Every line below that has the string "disabled" adds one to the count. Give that count by itself.

▸ **Dataset entries**
━━━━
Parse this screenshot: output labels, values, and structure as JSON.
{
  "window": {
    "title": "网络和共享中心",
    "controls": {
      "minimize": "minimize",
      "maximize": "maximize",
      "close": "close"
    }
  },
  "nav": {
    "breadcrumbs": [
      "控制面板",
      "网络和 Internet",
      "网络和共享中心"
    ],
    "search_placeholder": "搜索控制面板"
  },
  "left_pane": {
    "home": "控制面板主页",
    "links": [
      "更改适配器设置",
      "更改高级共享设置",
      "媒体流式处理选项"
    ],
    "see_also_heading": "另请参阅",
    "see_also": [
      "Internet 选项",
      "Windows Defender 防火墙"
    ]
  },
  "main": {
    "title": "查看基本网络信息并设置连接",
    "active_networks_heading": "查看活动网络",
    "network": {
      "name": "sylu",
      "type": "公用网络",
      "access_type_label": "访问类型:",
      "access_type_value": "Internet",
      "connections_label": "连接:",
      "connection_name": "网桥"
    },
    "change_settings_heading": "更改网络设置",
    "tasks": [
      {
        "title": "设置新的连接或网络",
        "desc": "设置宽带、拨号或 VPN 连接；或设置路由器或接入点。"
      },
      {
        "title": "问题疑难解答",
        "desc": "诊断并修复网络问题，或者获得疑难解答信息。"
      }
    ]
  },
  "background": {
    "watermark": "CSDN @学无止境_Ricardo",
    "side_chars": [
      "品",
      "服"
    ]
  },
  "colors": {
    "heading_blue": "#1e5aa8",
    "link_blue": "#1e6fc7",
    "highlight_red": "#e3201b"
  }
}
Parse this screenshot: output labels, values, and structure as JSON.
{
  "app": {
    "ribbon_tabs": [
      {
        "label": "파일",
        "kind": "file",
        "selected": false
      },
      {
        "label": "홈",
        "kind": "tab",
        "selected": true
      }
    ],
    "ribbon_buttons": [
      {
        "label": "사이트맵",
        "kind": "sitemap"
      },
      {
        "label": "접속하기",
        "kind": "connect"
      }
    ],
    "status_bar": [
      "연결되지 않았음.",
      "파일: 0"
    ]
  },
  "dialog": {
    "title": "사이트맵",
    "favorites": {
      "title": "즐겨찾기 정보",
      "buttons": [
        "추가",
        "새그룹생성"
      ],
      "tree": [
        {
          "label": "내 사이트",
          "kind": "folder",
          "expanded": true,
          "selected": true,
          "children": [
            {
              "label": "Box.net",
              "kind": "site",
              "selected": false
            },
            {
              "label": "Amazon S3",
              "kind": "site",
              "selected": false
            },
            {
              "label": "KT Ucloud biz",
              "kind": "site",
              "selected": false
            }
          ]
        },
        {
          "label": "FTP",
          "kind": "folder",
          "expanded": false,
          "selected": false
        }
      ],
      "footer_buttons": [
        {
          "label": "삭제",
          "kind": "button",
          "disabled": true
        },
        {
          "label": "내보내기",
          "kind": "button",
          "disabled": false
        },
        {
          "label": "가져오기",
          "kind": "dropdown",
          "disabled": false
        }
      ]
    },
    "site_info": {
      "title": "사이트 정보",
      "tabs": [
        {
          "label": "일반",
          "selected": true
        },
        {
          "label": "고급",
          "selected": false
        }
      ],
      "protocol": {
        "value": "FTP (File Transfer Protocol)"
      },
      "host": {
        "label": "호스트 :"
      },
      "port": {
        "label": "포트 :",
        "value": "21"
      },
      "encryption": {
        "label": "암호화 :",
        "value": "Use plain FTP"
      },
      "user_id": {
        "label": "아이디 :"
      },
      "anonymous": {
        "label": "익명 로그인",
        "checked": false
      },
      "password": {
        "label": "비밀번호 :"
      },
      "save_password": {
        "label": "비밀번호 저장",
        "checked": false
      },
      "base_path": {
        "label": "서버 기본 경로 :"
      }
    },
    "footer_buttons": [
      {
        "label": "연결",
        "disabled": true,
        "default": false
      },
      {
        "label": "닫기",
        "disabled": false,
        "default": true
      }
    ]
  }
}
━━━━
▸ **Your response**
5